■ About this exercise ■
Would you set down the data that follows, word for word, without any pictures?

■ Task material ■
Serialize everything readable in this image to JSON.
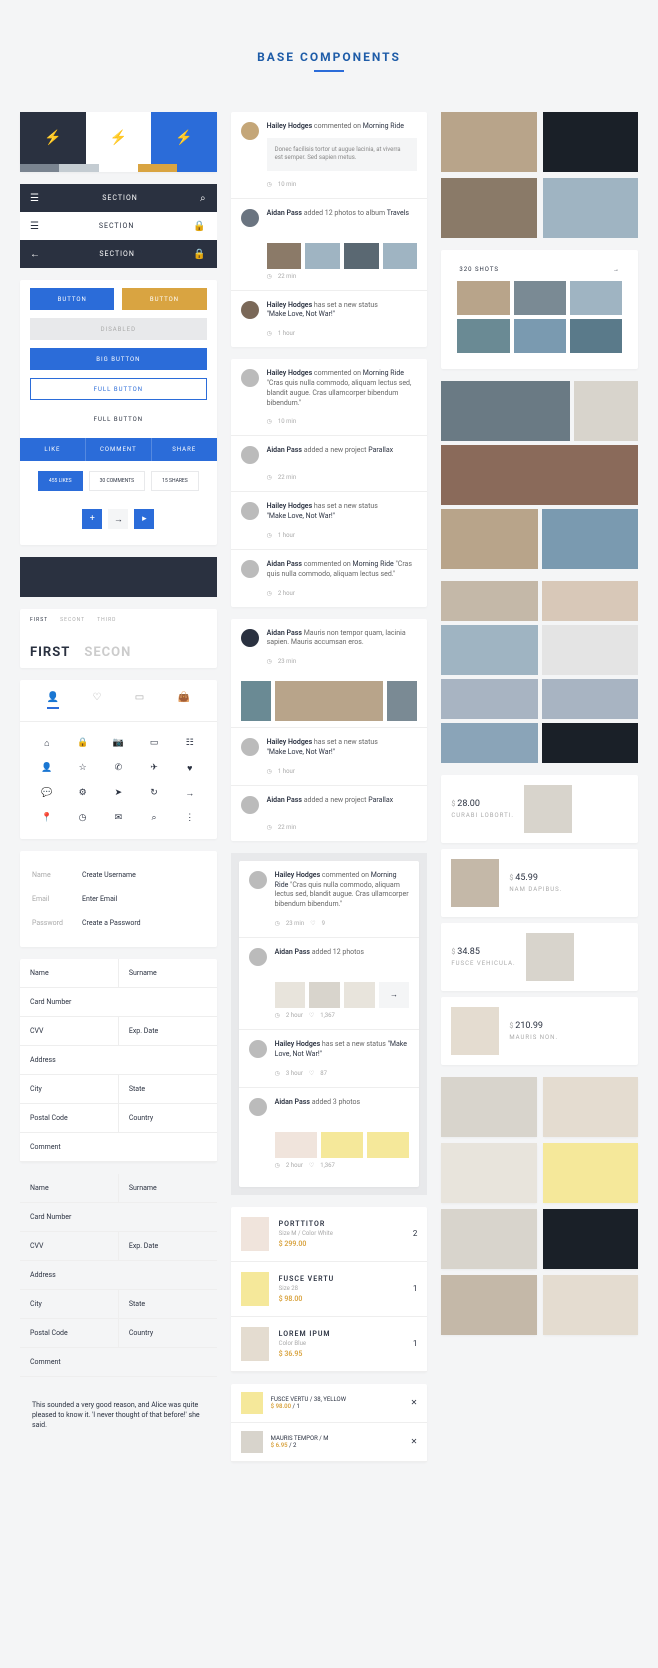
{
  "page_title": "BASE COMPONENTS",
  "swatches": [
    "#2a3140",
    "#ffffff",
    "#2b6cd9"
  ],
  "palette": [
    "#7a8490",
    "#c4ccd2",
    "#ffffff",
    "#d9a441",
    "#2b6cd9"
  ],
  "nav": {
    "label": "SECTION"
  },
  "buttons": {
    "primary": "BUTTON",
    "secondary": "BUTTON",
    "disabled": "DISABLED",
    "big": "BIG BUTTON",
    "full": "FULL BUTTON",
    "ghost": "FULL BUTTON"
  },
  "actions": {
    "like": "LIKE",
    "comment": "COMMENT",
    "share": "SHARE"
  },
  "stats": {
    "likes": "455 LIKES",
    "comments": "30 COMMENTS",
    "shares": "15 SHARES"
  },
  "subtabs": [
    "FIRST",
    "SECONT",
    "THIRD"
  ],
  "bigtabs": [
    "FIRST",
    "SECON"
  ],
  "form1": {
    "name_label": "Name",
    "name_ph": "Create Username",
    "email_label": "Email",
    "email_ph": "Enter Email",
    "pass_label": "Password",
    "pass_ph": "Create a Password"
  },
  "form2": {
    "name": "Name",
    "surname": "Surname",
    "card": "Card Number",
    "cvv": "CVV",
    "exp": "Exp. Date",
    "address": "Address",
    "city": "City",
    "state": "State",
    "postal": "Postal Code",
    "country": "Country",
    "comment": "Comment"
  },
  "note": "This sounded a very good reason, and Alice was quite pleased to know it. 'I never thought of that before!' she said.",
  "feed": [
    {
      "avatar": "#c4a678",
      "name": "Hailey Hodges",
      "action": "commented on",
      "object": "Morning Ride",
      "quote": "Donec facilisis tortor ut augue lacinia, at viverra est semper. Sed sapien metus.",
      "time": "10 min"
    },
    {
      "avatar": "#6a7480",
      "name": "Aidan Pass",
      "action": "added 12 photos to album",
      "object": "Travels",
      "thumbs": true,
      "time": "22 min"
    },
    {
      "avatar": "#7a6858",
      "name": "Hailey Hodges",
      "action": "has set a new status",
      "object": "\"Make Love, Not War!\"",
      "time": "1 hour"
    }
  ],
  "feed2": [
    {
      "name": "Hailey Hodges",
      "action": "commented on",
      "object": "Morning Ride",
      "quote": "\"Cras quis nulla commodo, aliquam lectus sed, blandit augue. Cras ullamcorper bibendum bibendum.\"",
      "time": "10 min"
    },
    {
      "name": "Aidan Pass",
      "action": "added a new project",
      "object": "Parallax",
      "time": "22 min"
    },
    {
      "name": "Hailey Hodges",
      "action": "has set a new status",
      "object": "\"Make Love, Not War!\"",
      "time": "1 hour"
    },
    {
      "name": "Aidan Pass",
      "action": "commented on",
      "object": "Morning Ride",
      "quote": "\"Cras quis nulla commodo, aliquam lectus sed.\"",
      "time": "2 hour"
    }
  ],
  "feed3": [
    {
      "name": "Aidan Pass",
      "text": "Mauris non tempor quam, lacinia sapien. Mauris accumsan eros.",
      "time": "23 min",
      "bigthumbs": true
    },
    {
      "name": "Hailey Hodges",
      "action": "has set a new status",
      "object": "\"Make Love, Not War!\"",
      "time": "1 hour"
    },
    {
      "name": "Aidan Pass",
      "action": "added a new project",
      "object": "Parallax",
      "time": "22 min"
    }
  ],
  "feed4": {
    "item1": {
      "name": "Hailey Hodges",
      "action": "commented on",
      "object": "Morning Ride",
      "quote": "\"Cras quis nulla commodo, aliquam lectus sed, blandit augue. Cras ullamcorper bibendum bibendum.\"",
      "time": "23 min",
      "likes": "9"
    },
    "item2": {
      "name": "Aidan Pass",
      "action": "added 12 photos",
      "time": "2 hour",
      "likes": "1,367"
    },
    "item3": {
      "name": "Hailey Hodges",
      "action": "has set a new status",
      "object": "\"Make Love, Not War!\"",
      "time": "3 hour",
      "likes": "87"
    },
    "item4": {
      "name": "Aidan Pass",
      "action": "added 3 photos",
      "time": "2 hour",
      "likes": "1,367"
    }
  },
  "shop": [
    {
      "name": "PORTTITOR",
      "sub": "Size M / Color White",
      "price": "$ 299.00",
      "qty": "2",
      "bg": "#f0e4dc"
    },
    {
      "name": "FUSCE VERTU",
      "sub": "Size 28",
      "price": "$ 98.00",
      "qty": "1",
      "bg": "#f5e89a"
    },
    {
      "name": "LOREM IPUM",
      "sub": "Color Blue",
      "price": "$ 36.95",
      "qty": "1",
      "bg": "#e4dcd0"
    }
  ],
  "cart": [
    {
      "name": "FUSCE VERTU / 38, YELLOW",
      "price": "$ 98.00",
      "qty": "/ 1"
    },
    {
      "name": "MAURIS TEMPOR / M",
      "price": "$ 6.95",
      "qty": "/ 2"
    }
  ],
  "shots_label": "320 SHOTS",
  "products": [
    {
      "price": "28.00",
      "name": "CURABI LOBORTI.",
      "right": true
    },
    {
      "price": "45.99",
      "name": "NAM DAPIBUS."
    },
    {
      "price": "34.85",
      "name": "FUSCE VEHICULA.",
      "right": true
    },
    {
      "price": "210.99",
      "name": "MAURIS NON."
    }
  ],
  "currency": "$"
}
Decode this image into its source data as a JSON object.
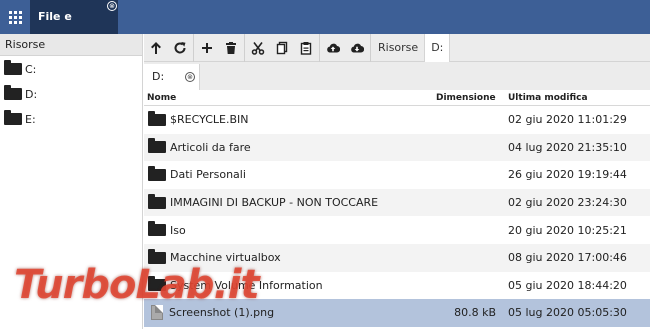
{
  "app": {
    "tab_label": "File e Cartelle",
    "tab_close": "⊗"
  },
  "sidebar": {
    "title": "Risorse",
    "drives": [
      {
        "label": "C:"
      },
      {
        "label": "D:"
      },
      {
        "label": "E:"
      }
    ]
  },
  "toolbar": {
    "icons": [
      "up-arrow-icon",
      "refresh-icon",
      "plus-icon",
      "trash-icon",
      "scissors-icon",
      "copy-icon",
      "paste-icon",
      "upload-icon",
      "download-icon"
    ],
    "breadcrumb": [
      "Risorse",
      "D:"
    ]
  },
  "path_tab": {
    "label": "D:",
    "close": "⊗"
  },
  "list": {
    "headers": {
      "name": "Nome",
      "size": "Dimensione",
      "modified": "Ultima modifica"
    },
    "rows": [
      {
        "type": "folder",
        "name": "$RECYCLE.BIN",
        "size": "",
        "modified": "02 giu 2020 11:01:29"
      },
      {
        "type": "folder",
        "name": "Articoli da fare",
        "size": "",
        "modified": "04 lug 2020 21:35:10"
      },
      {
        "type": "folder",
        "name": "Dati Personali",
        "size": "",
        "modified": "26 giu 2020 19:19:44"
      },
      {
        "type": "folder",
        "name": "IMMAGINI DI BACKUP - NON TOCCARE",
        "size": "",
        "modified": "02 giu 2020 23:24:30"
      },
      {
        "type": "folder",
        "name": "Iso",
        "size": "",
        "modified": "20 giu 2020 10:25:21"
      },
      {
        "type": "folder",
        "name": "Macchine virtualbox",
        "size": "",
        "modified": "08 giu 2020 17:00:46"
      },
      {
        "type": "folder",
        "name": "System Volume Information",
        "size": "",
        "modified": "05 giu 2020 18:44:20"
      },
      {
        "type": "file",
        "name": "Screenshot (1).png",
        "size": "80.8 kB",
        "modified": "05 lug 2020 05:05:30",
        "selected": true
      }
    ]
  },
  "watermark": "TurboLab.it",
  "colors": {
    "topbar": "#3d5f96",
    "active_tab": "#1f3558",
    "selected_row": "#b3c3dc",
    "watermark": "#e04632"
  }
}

■ Solution to this exercise ■
Serialize everything readable in this image to JSON.
{
  "page_title": "BASE COMPONENTS",
  "swatches": [
    "#2a3140",
    "#ffffff",
    "#2b6cd9"
  ],
  "palette": [
    "#7a8490",
    "#c4ccd2",
    "#ffffff",
    "#d9a441",
    "#2b6cd9"
  ],
  "nav": {
    "label": "SECTION"
  },
  "buttons": {
    "primary": "BUTTON",
    "secondary": "BUTTON",
    "disabled": "DISABLED",
    "big": "BIG BUTTON",
    "full": "FULL BUTTON",
    "ghost": "FULL BUTTON"
  },
  "actions": {
    "like": "LIKE",
    "comment": "COMMENT",
    "share": "SHARE"
  },
  "stats": {
    "likes": "455 LIKES",
    "comments": "30 COMMENTS",
    "shares": "15 SHARES"
  },
  "subtabs": [
    "FIRST",
    "SECONT",
    "THIRD"
  ],
  "bigtabs": [
    "FIRST",
    "SECON"
  ],
  "form1": {
    "name_label": "Name",
    "name_ph": "Create Username",
    "email_label": "Email",
    "email_ph": "Enter Email",
    "pass_label": "Password",
    "pass_ph": "Create a Password"
  },
  "form2": {
    "name": "Name",
    "surname": "Surname",
    "card": "Card Number",
    "cvv": "CVV",
    "exp": "Exp. Date",
    "address": "Address",
    "city": "City",
    "state": "State",
    "postal": "Postal Code",
    "country": "Country",
    "comment": "Comment"
  },
  "note": "This sounded a very good reason, and Alice was quite pleased to know it. 'I never thought of that before!' she said.",
  "feed": [
    {
      "avatar": "#c4a678",
      "name": "Hailey Hodges",
      "action": "commented on",
      "object": "Morning Ride",
      "quote": "Donec facilisis tortor ut augue lacinia, at viverra est semper. Sed sapien metus.",
      "time": "10 min"
    },
    {
      "avatar": "#6a7480",
      "name": "Aidan Pass",
      "action": "added 12 photos to album",
      "object": "Travels",
      "thumbs": true,
      "time": "22 min"
    },
    {
      "avatar": "#7a6858",
      "name": "Hailey Hodges",
      "action": "has set a new status",
      "object": "\"Make Love, Not War!\"",
      "time": "1 hour"
    }
  ],
  "feed2": [
    {
      "name": "Hailey Hodges",
      "action": "commented on",
      "object": "Morning Ride",
      "quote": "\"Cras quis nulla commodo, aliquam lectus sed, blandit augue. Cras ullamcorper bibendum bibendum.\"",
      "time": "10 min"
    },
    {
      "name": "Aidan Pass",
      "action": "added a new project",
      "object": "Parallax",
      "time": "22 min"
    },
    {
      "name": "Hailey Hodges",
      "action": "has set a new status",
      "object": "\"Make Love, Not War!\"",
      "time": "1 hour"
    },
    {
      "name": "Aidan Pass",
      "action": "commented on",
      "object": "Morning Ride",
      "quote": "\"Cras quis nulla commodo, aliquam lectus sed.\"",
      "time": "2 hour"
    }
  ],
  "feed3": [
    {
      "name": "Aidan Pass",
      "text": "Mauris non tempor quam, lacinia sapien. Mauris accumsan eros.",
      "time": "23 min",
      "bigthumbs": true
    },
    {
      "name": "Hailey Hodges",
      "action": "has set a new status",
      "object": "\"Make Love, Not War!\"",
      "time": "1 hour"
    },
    {
      "name": "Aidan Pass",
      "action": "added a new project",
      "object": "Parallax",
      "time": "22 min"
    }
  ],
  "feed4": {
    "item1": {
      "name": "Hailey Hodges",
      "action": "commented on",
      "object": "Morning Ride",
      "quote": "\"Cras quis nulla commodo, aliquam lectus sed, blandit augue. Cras ullamcorper bibendum bibendum.\"",
      "time": "23 min",
      "likes": "9"
    },
    "item2": {
      "name": "Aidan Pass",
      "action": "added 12 photos",
      "time": "2 hour",
      "likes": "1,367"
    },
    "item3": {
      "name": "Hailey Hodges",
      "action": "has set a new status",
      "object": "\"Make Love, Not War!\"",
      "time": "3 hour",
      "likes": "87"
    },
    "item4": {
      "name": "Aidan Pass",
      "action": "added 3 photos",
      "time": "2 hour",
      "likes": "1,367"
    }
  },
  "shop": [
    {
      "name": "PORTTITOR",
      "sub": "Size M / Color White",
      "price": "$ 299.00",
      "qty": "2",
      "bg": "#f0e4dc"
    },
    {
      "name": "FUSCE VERTU",
      "sub": "Size 28",
      "price": "$ 98.00",
      "qty": "1",
      "bg": "#f5e89a"
    },
    {
      "name": "LOREM IPUM",
      "sub": "Color Blue",
      "price": "$ 36.95",
      "qty": "1",
      "bg": "#e4dcd0"
    }
  ],
  "cart": [
    {
      "name": "FUSCE VERTU / 38, YELLOW",
      "price": "$ 98.00",
      "qty": "/ 1"
    },
    {
      "name": "MAURIS TEMPOR / M",
      "price": "$ 6.95",
      "qty": "/ 2"
    }
  ],
  "shots_label": "320 SHOTS",
  "products": [
    {
      "price": "28.00",
      "name": "CURABI LOBORTI.",
      "right": true
    },
    {
      "price": "45.99",
      "name": "NAM DAPIBUS."
    },
    {
      "price": "34.85",
      "name": "FUSCE VEHICULA.",
      "right": true
    },
    {
      "price": "210.99",
      "name": "MAURIS NON."
    }
  ],
  "currency": "$"
}
Decode this image into its source data as a JSON object.
{
  "app": {
    "tab_label": "File e Cartelle",
    "tab_close": "⊗"
  },
  "sidebar": {
    "title": "Risorse",
    "drives": [
      {
        "label": "C:"
      },
      {
        "label": "D:"
      },
      {
        "label": "E:"
      }
    ]
  },
  "toolbar": {
    "icons": [
      "up-arrow-icon",
      "refresh-icon",
      "plus-icon",
      "trash-icon",
      "scissors-icon",
      "copy-icon",
      "paste-icon",
      "upload-icon",
      "download-icon"
    ],
    "breadcrumb": [
      "Risorse",
      "D:"
    ]
  },
  "path_tab": {
    "label": "D:",
    "close": "⊗"
  },
  "list": {
    "headers": {
      "name": "Nome",
      "size": "Dimensione",
      "modified": "Ultima modifica"
    },
    "rows": [
      {
        "type": "folder",
        "name": "$RECYCLE.BIN",
        "size": "",
        "modified": "02 giu 2020 11:01:29"
      },
      {
        "type": "folder",
        "name": "Articoli da fare",
        "size": "",
        "modified": "04 lug 2020 21:35:10"
      },
      {
        "type": "folder",
        "name": "Dati Personali",
        "size": "",
        "modified": "26 giu 2020 19:19:44"
      },
      {
        "type": "folder",
        "name": "IMMAGINI DI BACKUP - NON TOCCARE",
        "size": "",
        "modified": "02 giu 2020 23:24:30"
      },
      {
        "type": "folder",
        "name": "Iso",
        "size": "",
        "modified": "20 giu 2020 10:25:21"
      },
      {
        "type": "folder",
        "name": "Macchine virtualbox",
        "size": "",
        "modified": "08 giu 2020 17:00:46"
      },
      {
        "type": "folder",
        "name": "System Volume Information",
        "size": "",
        "modified": "05 giu 2020 18:44:20"
      },
      {
        "type": "file",
        "name": "Screenshot (1).png",
        "size": "80.8 kB",
        "modified": "05 lug 2020 05:05:30",
        "selected": true
      }
    ]
  },
  "watermark": "TurboLab.it",
  "colors": {
    "topbar": "#3d5f96",
    "active_tab": "#1f3558",
    "selected_row": "#b3c3dc",
    "watermark": "#e04632"
  }
}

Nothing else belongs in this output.